**About this task**
Every record below should be printed again exactly, with its pictures removed.

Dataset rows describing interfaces
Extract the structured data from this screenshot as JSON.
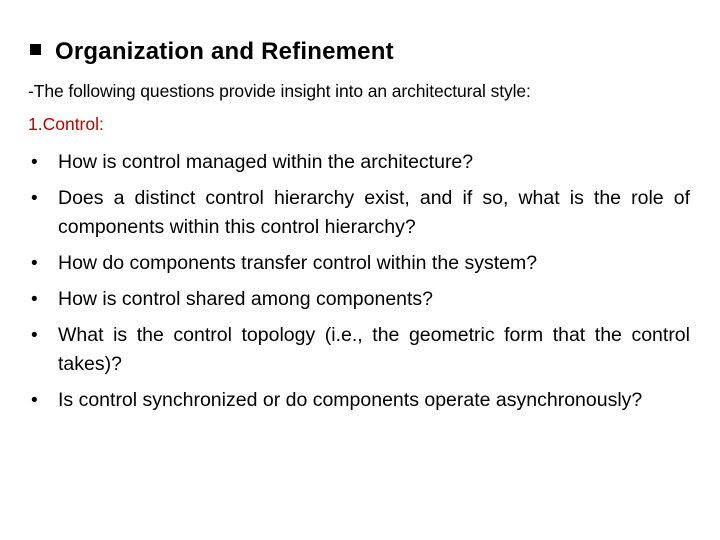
{
  "slide": {
    "heading": "Organization and Refinement",
    "intro": "-The following questions  provide insight into an architectural style:",
    "section_label": "1.Control:",
    "colors": {
      "text": "#000000",
      "section_label": "#c00000",
      "background": "#ffffff"
    },
    "bullet_glyph": "•",
    "heading_bullet_icon": "square-bullet-icon",
    "questions": [
      " How is control managed within the architecture?",
      "Does a distinct control hierarchy exist, and if so, what is the role of components within this control hierarchy?",
      "How do components transfer control within the system?",
      " How is control shared among components?",
      "What is the control topology (i.e., the geometric form that the control takes)?",
      "Is control synchronized or do components operate asynchronously?"
    ]
  }
}
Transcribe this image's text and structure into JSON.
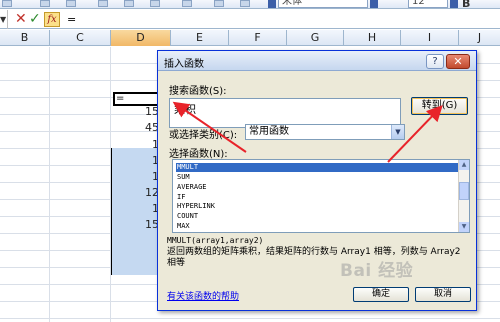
{
  "toolbar": {
    "font_name": "宋体",
    "font_size": "12",
    "bold_label": "B"
  },
  "formula_bar": {
    "cancel_symbol": "✕",
    "enter_symbol": "✓",
    "fx_label": "fx",
    "content": "="
  },
  "columns": [
    "B",
    "C",
    "D",
    "E",
    "F",
    "G",
    "H",
    "I",
    "J"
  ],
  "active_column": "D",
  "cells": {
    "editing_value": "=",
    "d_values": [
      "15",
      "45",
      "1",
      "1",
      "1",
      "12",
      "1",
      "15"
    ]
  },
  "dialog": {
    "title": "插入函数",
    "help_button": "?",
    "close_button": "✕",
    "search_label": "搜索函数(S):",
    "search_value": "乘积",
    "goto_button": "转到(G)",
    "category_label": "或选择类别(C):",
    "category_value": "常用函数",
    "function_list_label": "选择函数(N):",
    "functions": [
      "MMULT",
      "SUM",
      "AVERAGE",
      "IF",
      "HYPERLINK",
      "COUNT",
      "MAX"
    ],
    "selected_function": "MMULT",
    "syntax": "MMULT(array1,array2)",
    "description": "返回两数组的矩阵乘积，结果矩阵的行数与 Array1 相等，列数与 Array2 相等",
    "help_link": "有关该函数的帮助",
    "ok_button": "确定",
    "cancel_button": "取消"
  },
  "watermark": "Bai 经验",
  "colors": {
    "accent_red": "#e8232a",
    "selection_blue": "#316ac5",
    "cell_selection": "#c5d9f1",
    "dialog_bg": "#ece9d8"
  }
}
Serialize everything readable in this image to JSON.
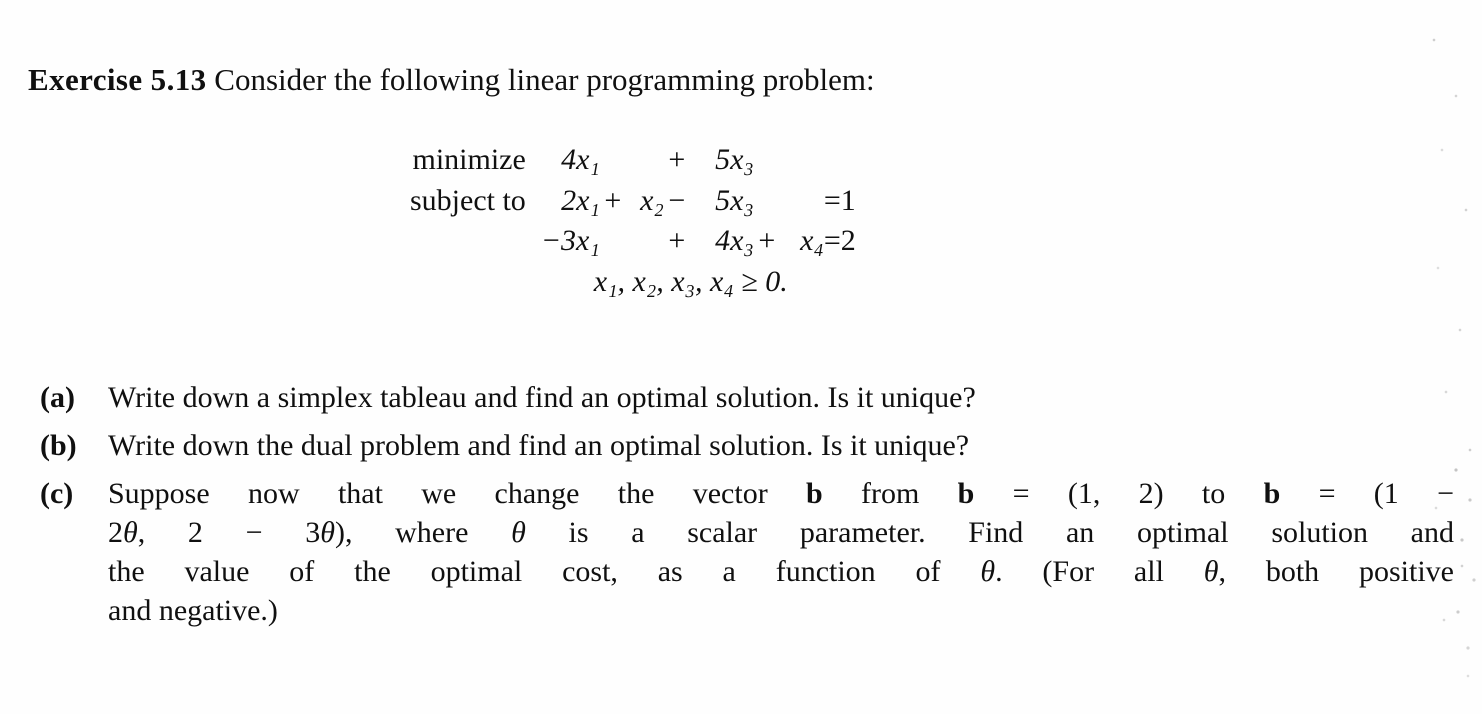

**Output for this exercise**
Extract the structured data from this screenshot as JSON.
{
  "slide": {
    "heading": "Organization and Refinement",
    "intro": "-The following questions  provide insight into an architectural style:",
    "section_label": "1.Control:",
    "colors": {
      "text": "#000000",
      "section_label": "#c00000",
      "background": "#ffffff"
    },
    "bullet_glyph": "•",
    "heading_bullet_icon": "square-bullet-icon",
    "questions": [
      " How is control managed within the architecture?",
      "Does a distinct control hierarchy exist, and if so, what is the role of components within this control hierarchy?",
      "How do components transfer control within the system?",
      " How is control shared among components?",
      "What is the control topology (i.e., the geometric form that the control takes)?",
      "Is control synchronized or do components operate asynchronously?"
    ]
  }
}
Transcribe this image's text and structure into JSON.
{
  "toolbar": {
    "font_name": "宋体",
    "font_size": "12",
    "bold_label": "B"
  },
  "formula_bar": {
    "cancel_symbol": "✕",
    "enter_symbol": "✓",
    "fx_label": "fx",
    "content": "="
  },
  "columns": [
    "B",
    "C",
    "D",
    "E",
    "F",
    "G",
    "H",
    "I",
    "J"
  ],
  "active_column": "D",
  "cells": {
    "editing_value": "=",
    "d_values": [
      "15",
      "45",
      "1",
      "1",
      "1",
      "12",
      "1",
      "15"
    ]
  },
  "dialog": {
    "title": "插入函数",
    "help_button": "?",
    "close_button": "✕",
    "search_label": "搜索函数(S):",
    "search_value": "乘积",
    "goto_button": "转到(G)",
    "category_label": "或选择类别(C):",
    "category_value": "常用函数",
    "function_list_label": "选择函数(N):",
    "functions": [
      "MMULT",
      "SUM",
      "AVERAGE",
      "IF",
      "HYPERLINK",
      "COUNT",
      "MAX"
    ],
    "selected_function": "MMULT",
    "syntax": "MMULT(array1,array2)",
    "description": "返回两数组的矩阵乘积，结果矩阵的行数与 Array1 相等，列数与 Array2 相等",
    "help_link": "有关该函数的帮助",
    "ok_button": "确定",
    "cancel_button": "取消"
  },
  "watermark": "Bai 经验",
  "colors": {
    "accent_red": "#e8232a",
    "selection_blue": "#316ac5",
    "cell_selection": "#c5d9f1",
    "dialog_bg": "#ece9d8"
  }
}
Serialize everything readable in this image to JSON.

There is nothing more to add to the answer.